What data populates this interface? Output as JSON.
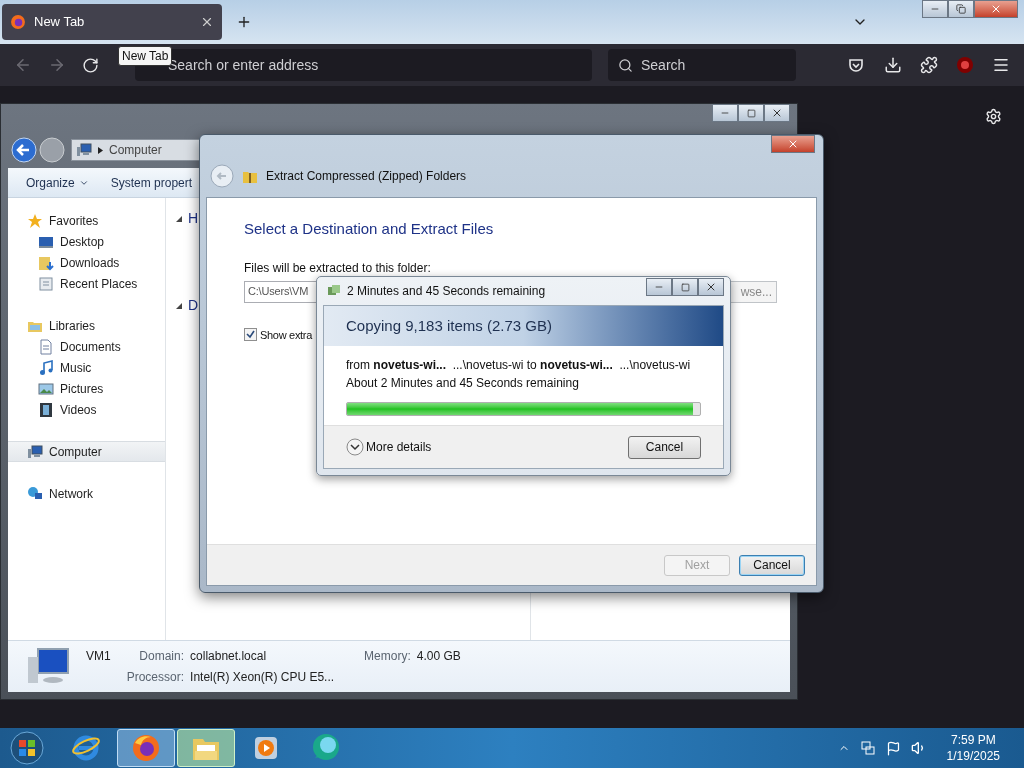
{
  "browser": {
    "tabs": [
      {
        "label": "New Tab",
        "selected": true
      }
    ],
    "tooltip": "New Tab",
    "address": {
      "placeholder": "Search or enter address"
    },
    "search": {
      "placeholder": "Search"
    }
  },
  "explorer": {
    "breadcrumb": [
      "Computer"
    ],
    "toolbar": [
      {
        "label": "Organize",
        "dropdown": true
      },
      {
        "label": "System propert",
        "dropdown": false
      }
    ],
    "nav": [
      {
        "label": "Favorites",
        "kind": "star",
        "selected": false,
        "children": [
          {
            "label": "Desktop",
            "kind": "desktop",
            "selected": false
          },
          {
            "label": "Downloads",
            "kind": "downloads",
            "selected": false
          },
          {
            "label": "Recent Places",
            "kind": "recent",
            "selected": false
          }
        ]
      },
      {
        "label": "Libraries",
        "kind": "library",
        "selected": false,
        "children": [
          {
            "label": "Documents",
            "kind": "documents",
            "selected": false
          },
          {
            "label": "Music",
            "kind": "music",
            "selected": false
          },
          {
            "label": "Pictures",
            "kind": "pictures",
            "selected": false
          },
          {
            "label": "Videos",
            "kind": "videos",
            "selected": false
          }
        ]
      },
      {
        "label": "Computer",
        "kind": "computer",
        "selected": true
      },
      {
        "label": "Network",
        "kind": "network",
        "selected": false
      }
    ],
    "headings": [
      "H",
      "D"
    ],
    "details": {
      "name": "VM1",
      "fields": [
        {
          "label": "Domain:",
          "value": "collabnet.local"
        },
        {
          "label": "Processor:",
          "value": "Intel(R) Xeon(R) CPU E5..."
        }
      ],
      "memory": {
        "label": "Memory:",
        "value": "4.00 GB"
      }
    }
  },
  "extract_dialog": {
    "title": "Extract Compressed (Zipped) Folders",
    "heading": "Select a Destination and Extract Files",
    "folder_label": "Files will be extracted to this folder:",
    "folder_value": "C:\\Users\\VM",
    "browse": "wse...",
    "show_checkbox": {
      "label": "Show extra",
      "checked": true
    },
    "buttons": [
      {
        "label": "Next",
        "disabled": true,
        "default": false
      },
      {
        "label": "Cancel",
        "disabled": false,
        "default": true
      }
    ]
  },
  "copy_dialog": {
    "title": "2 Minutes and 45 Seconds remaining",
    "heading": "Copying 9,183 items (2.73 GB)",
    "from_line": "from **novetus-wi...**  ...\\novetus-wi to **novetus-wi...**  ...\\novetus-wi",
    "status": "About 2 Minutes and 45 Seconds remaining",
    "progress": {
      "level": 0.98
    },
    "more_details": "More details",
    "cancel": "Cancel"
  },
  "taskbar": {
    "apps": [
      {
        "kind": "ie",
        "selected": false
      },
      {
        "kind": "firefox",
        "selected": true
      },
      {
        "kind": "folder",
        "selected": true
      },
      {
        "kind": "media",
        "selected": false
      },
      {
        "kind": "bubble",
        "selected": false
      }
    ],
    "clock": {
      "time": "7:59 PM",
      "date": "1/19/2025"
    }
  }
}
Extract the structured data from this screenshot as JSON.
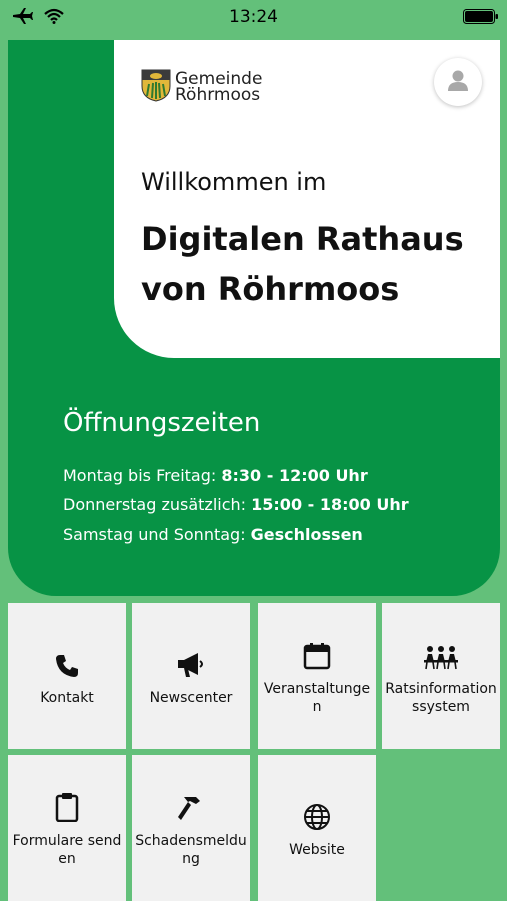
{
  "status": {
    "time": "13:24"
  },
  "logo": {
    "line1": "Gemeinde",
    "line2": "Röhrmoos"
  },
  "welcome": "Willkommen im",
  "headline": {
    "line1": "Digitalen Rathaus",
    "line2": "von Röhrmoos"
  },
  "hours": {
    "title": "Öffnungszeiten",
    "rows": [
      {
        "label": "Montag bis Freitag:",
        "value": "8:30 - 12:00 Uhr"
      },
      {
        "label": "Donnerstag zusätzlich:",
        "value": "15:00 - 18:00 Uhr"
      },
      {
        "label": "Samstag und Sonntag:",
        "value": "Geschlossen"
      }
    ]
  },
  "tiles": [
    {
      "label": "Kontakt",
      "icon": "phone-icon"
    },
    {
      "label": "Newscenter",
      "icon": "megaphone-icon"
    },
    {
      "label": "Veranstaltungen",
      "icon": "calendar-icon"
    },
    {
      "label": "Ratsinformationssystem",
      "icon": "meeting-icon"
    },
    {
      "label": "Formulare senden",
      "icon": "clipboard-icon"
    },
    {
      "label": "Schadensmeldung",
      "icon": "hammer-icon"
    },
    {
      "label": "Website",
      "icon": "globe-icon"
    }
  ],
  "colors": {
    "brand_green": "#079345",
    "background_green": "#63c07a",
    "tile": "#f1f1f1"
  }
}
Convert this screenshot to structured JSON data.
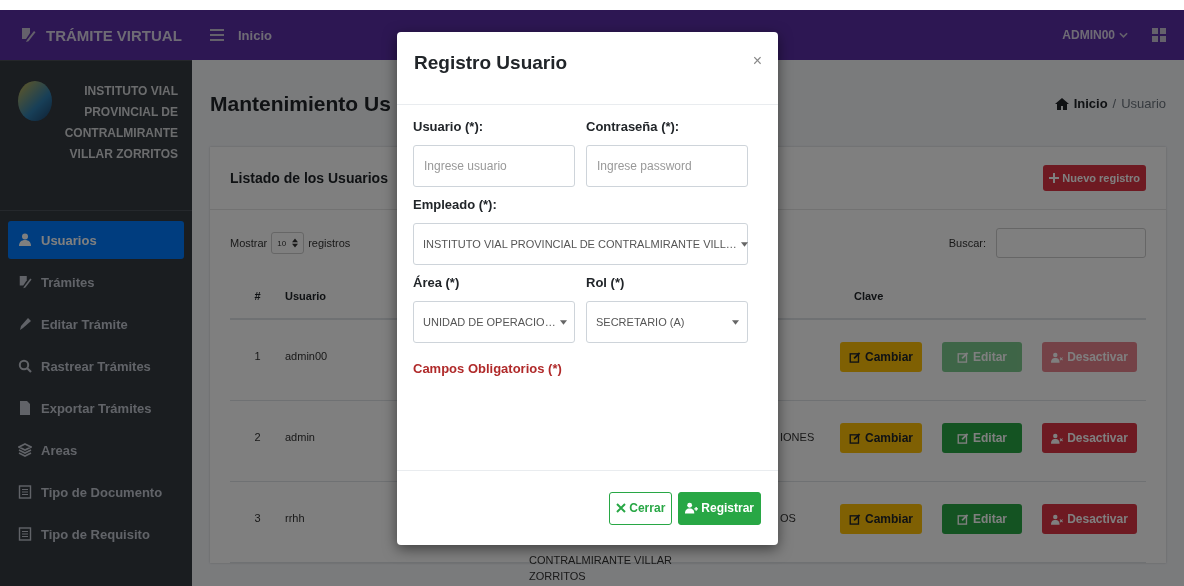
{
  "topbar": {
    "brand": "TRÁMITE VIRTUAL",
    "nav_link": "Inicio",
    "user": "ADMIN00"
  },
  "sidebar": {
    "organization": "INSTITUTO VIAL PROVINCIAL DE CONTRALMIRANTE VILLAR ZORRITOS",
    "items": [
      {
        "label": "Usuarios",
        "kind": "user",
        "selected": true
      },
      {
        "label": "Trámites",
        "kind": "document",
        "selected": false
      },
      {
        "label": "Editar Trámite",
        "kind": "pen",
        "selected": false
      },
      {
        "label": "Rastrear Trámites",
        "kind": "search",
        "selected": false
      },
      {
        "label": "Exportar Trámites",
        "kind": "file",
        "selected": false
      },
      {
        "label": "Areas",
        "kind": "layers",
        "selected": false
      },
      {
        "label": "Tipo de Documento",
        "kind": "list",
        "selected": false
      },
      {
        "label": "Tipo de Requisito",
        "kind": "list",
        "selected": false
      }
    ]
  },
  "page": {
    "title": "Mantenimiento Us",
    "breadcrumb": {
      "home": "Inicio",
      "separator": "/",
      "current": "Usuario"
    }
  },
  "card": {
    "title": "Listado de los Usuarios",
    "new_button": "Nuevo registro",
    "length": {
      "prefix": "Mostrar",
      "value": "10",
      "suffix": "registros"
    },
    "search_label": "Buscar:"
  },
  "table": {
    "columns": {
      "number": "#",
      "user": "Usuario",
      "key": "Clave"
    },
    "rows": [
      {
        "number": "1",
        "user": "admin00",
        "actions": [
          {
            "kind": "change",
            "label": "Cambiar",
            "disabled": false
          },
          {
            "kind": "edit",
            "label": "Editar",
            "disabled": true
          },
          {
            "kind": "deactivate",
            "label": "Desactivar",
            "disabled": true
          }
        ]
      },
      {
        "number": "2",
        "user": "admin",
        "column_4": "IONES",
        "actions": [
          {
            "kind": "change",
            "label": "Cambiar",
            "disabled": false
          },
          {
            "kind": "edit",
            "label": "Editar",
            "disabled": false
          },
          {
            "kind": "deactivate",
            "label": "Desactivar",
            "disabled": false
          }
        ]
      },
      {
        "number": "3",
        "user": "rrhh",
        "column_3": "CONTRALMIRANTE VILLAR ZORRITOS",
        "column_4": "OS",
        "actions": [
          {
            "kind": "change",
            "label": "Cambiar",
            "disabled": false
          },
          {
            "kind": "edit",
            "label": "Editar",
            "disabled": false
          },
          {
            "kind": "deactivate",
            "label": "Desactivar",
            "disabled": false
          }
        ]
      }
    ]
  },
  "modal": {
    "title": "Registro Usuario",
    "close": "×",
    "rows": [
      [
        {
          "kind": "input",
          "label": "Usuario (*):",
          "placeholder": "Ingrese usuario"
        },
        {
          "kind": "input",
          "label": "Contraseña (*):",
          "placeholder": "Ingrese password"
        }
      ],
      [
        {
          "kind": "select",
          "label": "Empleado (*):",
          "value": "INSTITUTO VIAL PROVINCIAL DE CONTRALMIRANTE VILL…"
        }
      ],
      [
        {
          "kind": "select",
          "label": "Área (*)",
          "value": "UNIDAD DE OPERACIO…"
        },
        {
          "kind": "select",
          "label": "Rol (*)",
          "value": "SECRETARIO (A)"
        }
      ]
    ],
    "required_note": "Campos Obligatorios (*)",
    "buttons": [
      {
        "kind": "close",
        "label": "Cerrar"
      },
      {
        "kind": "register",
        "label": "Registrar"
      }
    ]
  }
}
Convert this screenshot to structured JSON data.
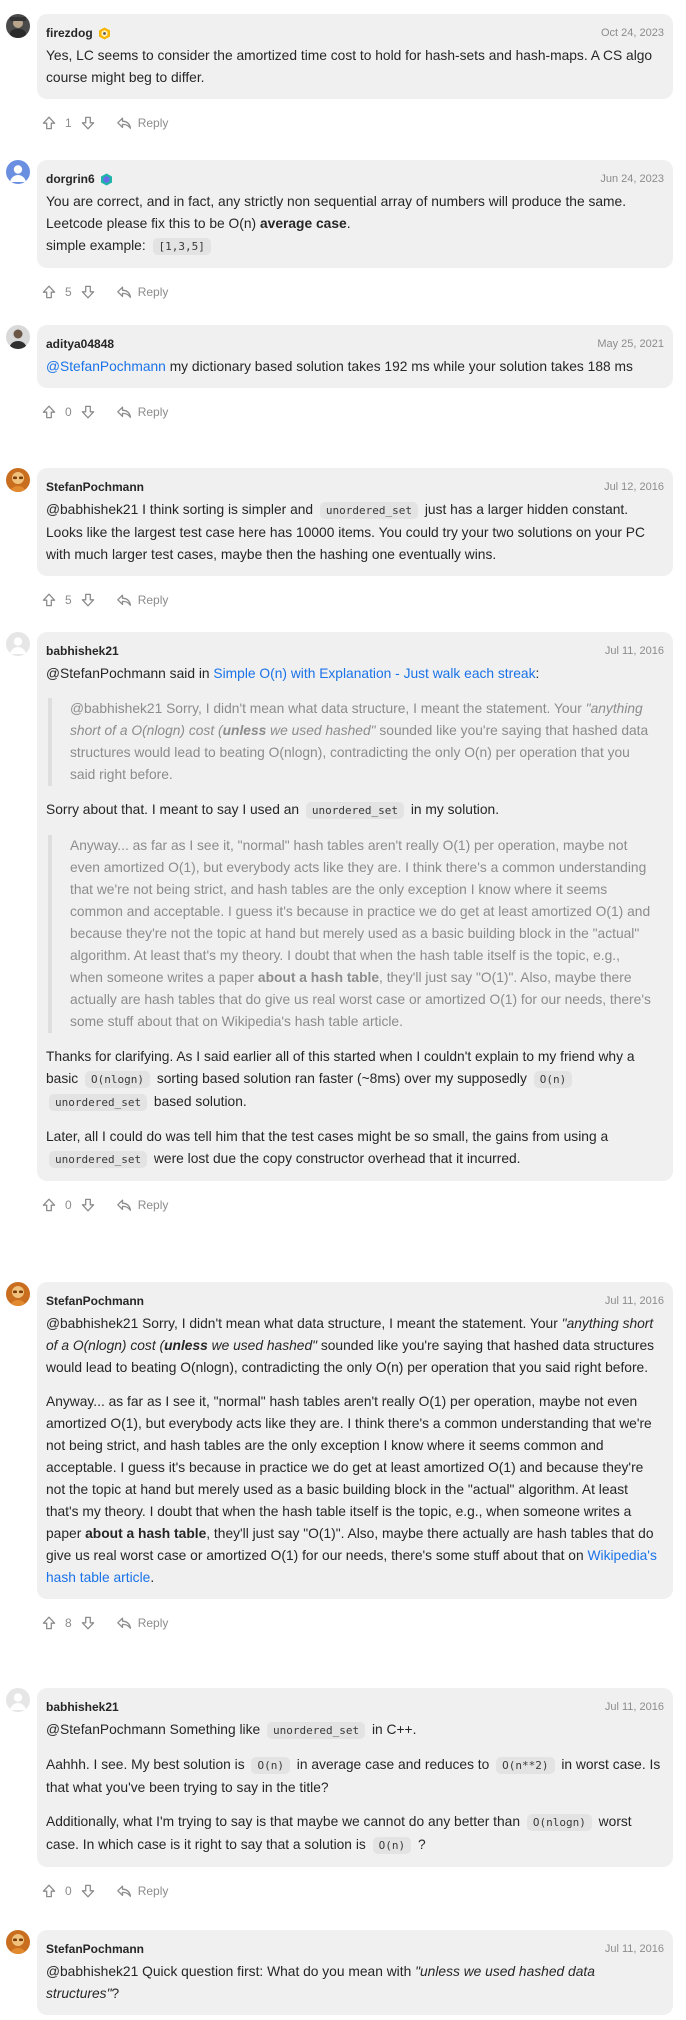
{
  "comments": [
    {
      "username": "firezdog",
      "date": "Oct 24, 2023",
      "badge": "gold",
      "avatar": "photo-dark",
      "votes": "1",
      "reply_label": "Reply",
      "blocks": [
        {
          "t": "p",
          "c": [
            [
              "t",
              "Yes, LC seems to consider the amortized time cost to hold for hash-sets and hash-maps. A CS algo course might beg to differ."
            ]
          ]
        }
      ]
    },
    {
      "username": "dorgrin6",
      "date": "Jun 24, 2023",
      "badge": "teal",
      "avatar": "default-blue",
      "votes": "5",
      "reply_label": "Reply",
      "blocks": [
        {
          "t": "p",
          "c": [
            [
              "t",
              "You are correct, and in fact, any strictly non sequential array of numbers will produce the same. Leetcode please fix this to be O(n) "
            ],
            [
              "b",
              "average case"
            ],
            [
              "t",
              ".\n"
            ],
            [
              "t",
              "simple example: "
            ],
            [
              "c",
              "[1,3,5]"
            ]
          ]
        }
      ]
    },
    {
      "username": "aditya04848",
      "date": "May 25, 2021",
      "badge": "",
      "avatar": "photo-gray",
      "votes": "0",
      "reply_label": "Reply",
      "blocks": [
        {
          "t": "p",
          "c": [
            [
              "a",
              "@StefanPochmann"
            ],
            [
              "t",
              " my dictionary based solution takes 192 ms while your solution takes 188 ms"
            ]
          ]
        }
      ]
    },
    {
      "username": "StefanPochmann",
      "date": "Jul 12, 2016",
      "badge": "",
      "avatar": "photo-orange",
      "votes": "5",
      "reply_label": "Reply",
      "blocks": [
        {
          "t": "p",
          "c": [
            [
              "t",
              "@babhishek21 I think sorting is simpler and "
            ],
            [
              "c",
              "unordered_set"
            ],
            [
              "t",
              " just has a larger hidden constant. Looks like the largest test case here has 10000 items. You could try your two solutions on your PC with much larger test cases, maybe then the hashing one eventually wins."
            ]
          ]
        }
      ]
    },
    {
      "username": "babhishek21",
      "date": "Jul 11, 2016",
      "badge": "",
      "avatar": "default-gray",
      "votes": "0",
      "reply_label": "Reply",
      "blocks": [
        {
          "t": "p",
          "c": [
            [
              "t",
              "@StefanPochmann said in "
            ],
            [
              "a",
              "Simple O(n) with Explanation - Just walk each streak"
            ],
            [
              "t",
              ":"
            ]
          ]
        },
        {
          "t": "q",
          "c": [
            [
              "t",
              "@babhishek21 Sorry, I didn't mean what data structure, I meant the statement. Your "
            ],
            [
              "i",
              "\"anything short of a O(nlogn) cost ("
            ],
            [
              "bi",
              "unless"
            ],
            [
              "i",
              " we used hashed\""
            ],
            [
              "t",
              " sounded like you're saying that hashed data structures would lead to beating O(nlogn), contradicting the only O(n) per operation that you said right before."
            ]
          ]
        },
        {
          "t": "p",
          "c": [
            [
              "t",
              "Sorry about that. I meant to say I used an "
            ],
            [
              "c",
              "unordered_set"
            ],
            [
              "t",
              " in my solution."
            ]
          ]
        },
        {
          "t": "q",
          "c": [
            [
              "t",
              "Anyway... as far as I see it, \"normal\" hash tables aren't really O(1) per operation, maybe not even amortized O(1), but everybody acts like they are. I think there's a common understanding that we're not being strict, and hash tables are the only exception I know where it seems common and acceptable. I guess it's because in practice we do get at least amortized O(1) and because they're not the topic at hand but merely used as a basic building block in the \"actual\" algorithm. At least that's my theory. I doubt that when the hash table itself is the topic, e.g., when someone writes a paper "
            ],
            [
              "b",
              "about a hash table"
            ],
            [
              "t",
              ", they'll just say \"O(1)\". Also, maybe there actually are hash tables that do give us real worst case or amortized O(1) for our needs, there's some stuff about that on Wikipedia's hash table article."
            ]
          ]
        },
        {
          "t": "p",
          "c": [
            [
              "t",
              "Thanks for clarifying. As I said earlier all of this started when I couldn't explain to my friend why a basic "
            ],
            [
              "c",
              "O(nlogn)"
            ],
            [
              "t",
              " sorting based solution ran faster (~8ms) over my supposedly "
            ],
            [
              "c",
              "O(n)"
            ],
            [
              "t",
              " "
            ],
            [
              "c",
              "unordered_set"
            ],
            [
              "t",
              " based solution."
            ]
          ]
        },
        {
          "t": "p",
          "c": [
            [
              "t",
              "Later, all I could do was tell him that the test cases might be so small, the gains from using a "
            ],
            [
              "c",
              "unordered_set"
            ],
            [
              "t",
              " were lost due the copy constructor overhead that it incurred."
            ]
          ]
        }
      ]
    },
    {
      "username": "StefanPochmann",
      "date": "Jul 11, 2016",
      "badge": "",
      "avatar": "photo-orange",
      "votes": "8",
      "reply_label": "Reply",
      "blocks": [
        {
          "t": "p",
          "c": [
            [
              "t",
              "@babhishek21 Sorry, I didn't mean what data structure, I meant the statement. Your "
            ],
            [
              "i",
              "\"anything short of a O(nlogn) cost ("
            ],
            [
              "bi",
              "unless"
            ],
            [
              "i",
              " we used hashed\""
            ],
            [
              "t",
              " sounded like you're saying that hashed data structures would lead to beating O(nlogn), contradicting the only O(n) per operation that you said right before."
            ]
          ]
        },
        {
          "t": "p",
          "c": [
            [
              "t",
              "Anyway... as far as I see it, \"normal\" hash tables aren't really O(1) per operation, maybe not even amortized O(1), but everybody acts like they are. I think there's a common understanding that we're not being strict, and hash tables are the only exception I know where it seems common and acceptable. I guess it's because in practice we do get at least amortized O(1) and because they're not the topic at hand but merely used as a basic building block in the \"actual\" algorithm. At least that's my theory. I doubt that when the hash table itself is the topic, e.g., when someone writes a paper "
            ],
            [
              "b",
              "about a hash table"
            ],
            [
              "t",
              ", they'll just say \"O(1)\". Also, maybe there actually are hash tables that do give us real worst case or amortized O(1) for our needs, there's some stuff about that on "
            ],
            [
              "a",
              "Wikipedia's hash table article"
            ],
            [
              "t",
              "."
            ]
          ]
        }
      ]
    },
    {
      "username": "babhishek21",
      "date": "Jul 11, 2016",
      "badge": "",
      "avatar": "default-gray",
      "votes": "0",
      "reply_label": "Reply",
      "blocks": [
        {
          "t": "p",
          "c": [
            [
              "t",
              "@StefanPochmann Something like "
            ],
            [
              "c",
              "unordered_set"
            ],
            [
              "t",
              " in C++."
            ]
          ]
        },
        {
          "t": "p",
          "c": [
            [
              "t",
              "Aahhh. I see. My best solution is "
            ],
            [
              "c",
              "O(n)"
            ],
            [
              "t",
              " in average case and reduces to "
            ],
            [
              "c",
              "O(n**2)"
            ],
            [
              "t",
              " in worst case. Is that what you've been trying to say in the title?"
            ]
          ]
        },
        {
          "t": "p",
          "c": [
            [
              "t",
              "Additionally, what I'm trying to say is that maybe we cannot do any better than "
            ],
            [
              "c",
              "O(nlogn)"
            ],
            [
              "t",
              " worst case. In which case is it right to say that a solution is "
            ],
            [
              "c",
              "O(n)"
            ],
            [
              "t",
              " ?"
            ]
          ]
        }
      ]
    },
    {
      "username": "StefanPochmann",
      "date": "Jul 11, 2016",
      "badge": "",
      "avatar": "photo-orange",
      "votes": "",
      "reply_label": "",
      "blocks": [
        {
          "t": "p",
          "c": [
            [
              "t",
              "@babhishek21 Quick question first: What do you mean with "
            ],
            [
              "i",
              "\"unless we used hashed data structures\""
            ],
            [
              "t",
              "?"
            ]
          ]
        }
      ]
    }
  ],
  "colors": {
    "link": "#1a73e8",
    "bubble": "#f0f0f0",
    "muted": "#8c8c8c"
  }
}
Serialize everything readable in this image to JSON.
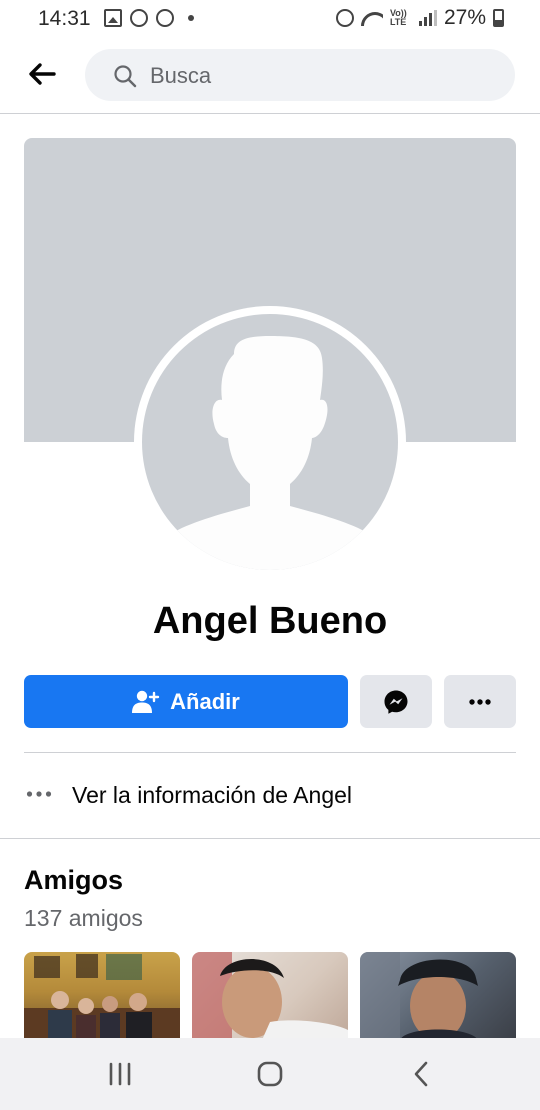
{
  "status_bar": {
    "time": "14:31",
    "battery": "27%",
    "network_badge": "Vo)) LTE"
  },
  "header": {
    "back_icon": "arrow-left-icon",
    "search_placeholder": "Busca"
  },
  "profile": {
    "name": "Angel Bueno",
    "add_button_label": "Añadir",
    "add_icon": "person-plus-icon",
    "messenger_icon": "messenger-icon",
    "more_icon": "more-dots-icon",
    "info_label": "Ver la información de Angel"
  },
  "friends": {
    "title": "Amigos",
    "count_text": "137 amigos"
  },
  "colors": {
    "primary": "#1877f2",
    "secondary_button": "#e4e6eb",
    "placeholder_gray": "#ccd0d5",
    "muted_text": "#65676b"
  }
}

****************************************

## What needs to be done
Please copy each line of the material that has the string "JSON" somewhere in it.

## Exercise solution
What data populates this interface? Output as JSON.
Extract the structured data from this screenshot as JSON.
Convert this screenshot to structured JSON data.
Convert this screenshot to structured JSON data.
Serialize everything readable in this image to JSON.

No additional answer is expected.